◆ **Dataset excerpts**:
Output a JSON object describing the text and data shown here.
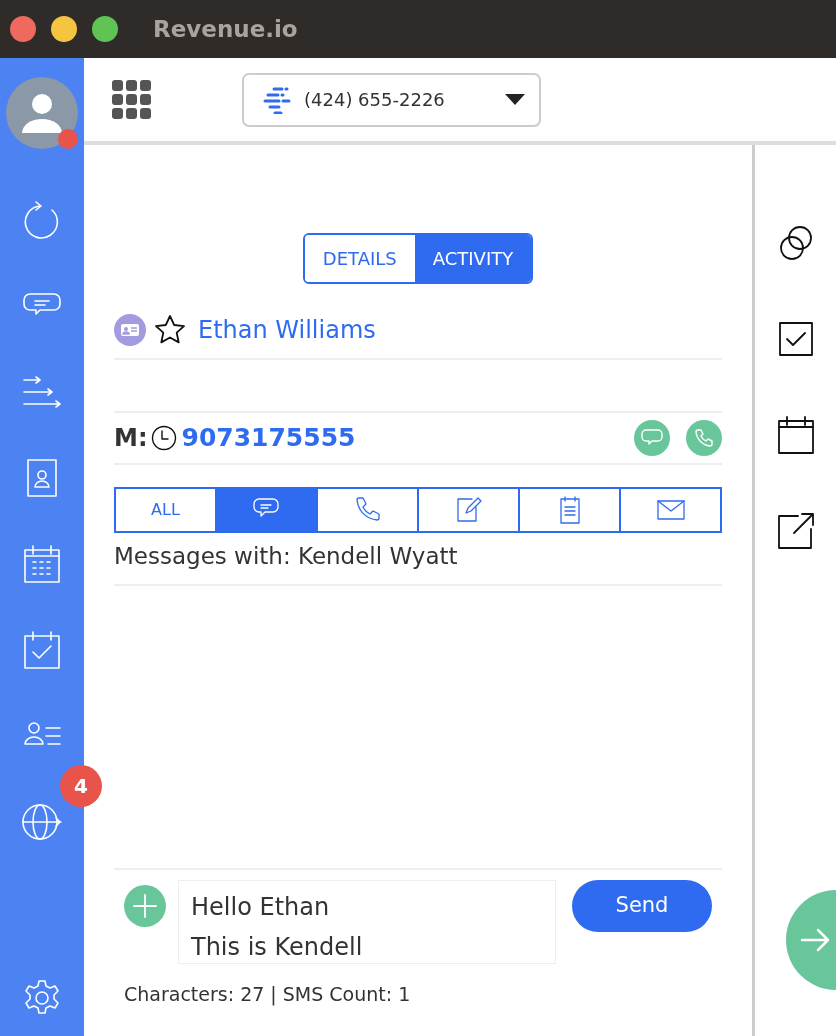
{
  "window": {
    "title": "Revenue.io"
  },
  "sidebar": {
    "items": [
      {
        "kind": "refresh"
      },
      {
        "kind": "chat"
      },
      {
        "kind": "queue"
      },
      {
        "kind": "contacts"
      },
      {
        "kind": "calendar"
      },
      {
        "kind": "tasks"
      },
      {
        "kind": "people-list"
      },
      {
        "kind": "globe",
        "badge": "4"
      }
    ],
    "bottom": {
      "kind": "settings"
    }
  },
  "caller_id": {
    "value": "(424) 655-2226"
  },
  "tabs": [
    {
      "label": "DETAILS",
      "selected": false
    },
    {
      "label": "ACTIVITY",
      "selected": true
    }
  ],
  "contact": {
    "name": "Ethan Williams",
    "favorite": false
  },
  "phone": {
    "label": "M:",
    "number": "9073175555"
  },
  "filters": [
    {
      "kind": "all",
      "label": "ALL",
      "selected": false
    },
    {
      "kind": "sms",
      "selected": true
    },
    {
      "kind": "call",
      "selected": false
    },
    {
      "kind": "note",
      "selected": false
    },
    {
      "kind": "task",
      "selected": false
    },
    {
      "kind": "email",
      "selected": false
    }
  ],
  "messages_with": "Messages with: Kendell Wyatt",
  "composer": {
    "lines": [
      "Hello Ethan",
      "This is Kendell"
    ],
    "send": "Send",
    "counter": "Characters: 27 | SMS Count: 1"
  },
  "right_tools": [
    {
      "kind": "link"
    },
    {
      "kind": "task"
    },
    {
      "kind": "calendar"
    },
    {
      "kind": "external"
    }
  ]
}
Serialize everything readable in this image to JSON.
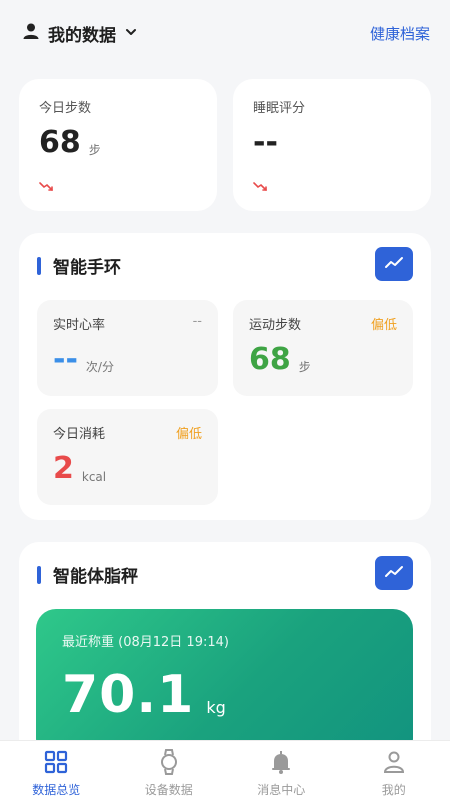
{
  "header": {
    "title": "我的数据",
    "link": "健康档案"
  },
  "summary": [
    {
      "label": "今日步数",
      "value": "68",
      "unit": "步"
    },
    {
      "label": "睡眠评分",
      "value": "--",
      "unit": ""
    }
  ],
  "band": {
    "title": "智能手环",
    "tiles": [
      {
        "label": "实时心率",
        "status": "--",
        "value": "--",
        "unit": "次/分",
        "value_color": "#3b8fe8",
        "status_color": "#999999"
      },
      {
        "label": "运动步数",
        "status": "偏低",
        "value": "68",
        "unit": "步",
        "value_color": "#3ea444",
        "status_color": "#f0a020"
      },
      {
        "label": "今日消耗",
        "status": "偏低",
        "value": "2",
        "unit": "kcal",
        "value_color": "#e84b4b",
        "status_color": "#f0a020"
      }
    ]
  },
  "scale": {
    "title": "智能体脂秤",
    "recent_label": "最近称重 (08月12日 19:14)",
    "weight": "70.1",
    "unit": "kg"
  },
  "tabs": [
    {
      "label": "数据总览",
      "icon": "grid-icon",
      "active": true
    },
    {
      "label": "设备数据",
      "icon": "watch-icon",
      "active": false
    },
    {
      "label": "消息中心",
      "icon": "bell-icon",
      "active": false
    },
    {
      "label": "我的",
      "icon": "person-icon",
      "active": false
    }
  ],
  "colors": {
    "accent": "#2f63d8",
    "active_tab": "#2f63d8",
    "inactive_tab": "#9a9a9a"
  }
}
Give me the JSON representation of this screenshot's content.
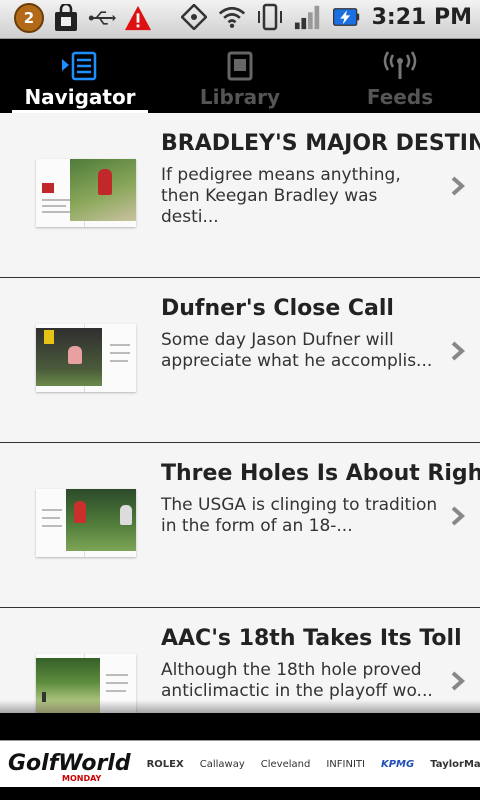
{
  "status": {
    "badge_count": "2",
    "time": "3:21 PM"
  },
  "tabs": [
    {
      "label": "Navigator",
      "active": true
    },
    {
      "label": "Library",
      "active": false
    },
    {
      "label": "Feeds",
      "active": false
    }
  ],
  "articles": [
    {
      "title": "BRADLEY'S MAJOR DESTINY",
      "summary": " If pedigree means anything, then Keegan Bradley was desti..."
    },
    {
      "title": "Dufner's Close Call",
      "summary": " Some day Jason Dufner will appreciate what he accomplis..."
    },
    {
      "title": "Three Holes Is About Right",
      "summary": " The USGA is clinging to tradition in the form of an 18-..."
    },
    {
      "title": "AAC's 18th Takes Its Toll",
      "summary": " Although the 18th hole proved anticlimactic in the playoff wo..."
    }
  ],
  "banner": {
    "brand": "GolfWorld",
    "brand_sub": "MONDAY",
    "sponsors": [
      "ROLEX",
      "Callaway",
      "Cleveland",
      "INFINITI",
      "KPMG",
      "TaylorMade"
    ]
  },
  "colors": {
    "active_tab": "#ffffff",
    "inactive_tab": "#555555",
    "list_bg": "#f5f5f5",
    "divider": "#333333"
  }
}
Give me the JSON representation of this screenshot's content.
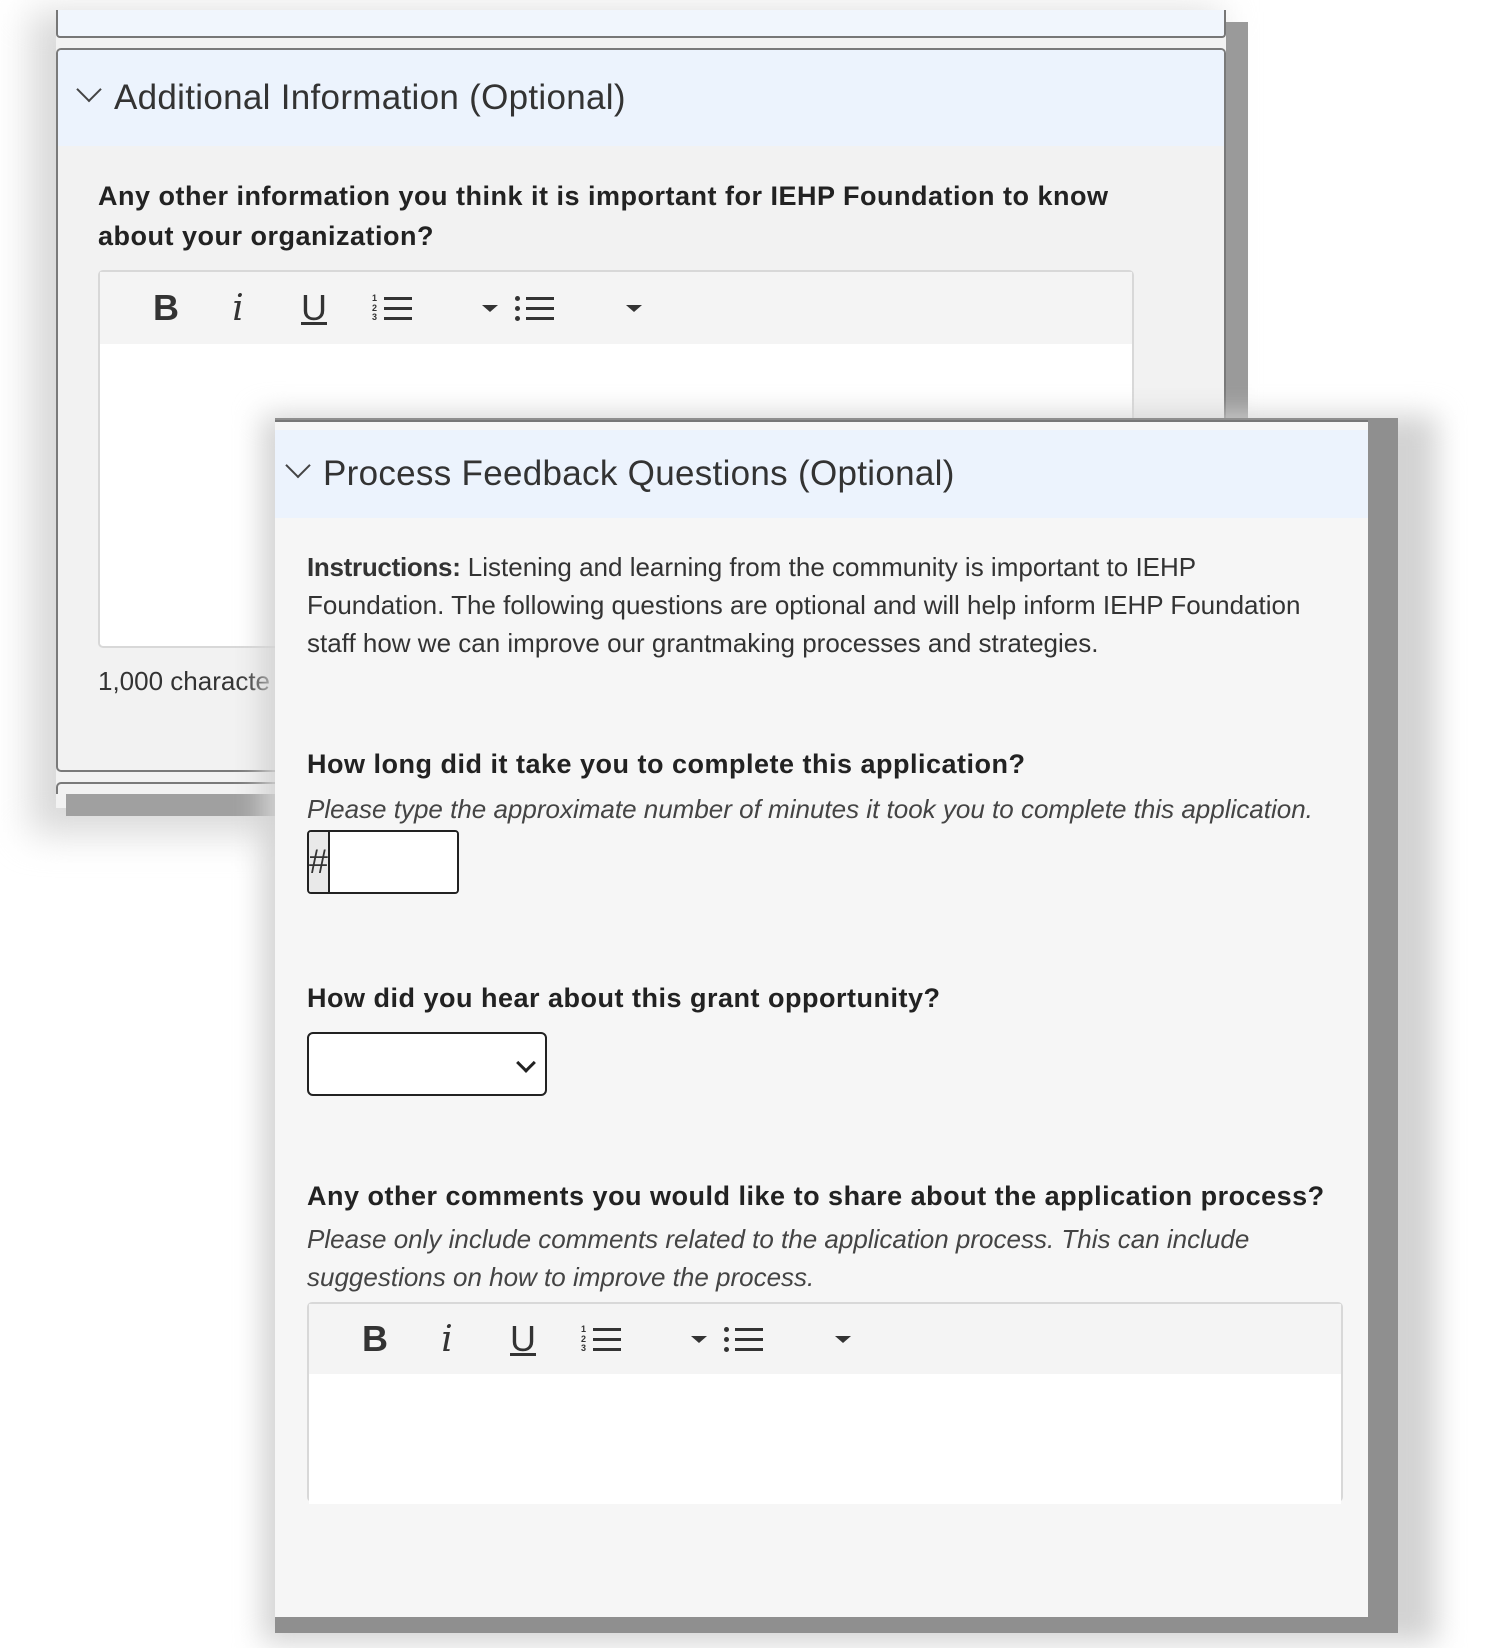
{
  "additional_info": {
    "title": "Additional Information (Optional)",
    "question": "Any other information you think it is important for IEHP Foundation to know about your organization?",
    "char_count": "1,000 characte"
  },
  "toolbar": {
    "bold": "B",
    "italic": "i",
    "underline": "U",
    "numbered_list_icon": "numbered-list-icon",
    "bulleted_list_icon": "bulleted-list-icon",
    "dropdown_icon": "caret-down-icon"
  },
  "process_feedback": {
    "title": "Process Feedback Questions (Optional)",
    "instructions_label": "Instructions:",
    "instructions_text": " Listening and learning from the community is important to IEHP Foundation. The following questions are optional and will help inform IEHP Foundation staff how we can improve our grantmaking processes and strategies.",
    "q1": {
      "label": "How long did it take you to complete this application?",
      "hint": "Please type the approximate number of minutes it took you to complete this application.",
      "prefix": "#",
      "value": ""
    },
    "q2": {
      "label": "How did you hear about this grant opportunity?",
      "selected": ""
    },
    "q3": {
      "label": "Any other comments you would like to share about the application process?",
      "hint": "Please only include comments related to the application process. This can include suggestions on how to improve the process."
    }
  }
}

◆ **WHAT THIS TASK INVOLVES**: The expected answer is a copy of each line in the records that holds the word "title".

◆ **SOLUTION TO THE PROBLEM**:
    "title": "Revenue.io"
    "title": "我的数据",
    "title": "智能手环",
    "title": "智能体脂秤",
      "title": "BRADLEY'S MAJOR DESTINY",
      "title": "Dufner's Close Call",
      "title": "Three Holes Is About Right",
      "title": "AAC's 18th Takes Its Toll",
    "title": "Additional Information (Optional)",
    "title": "Process Feedback Questions (Optional)",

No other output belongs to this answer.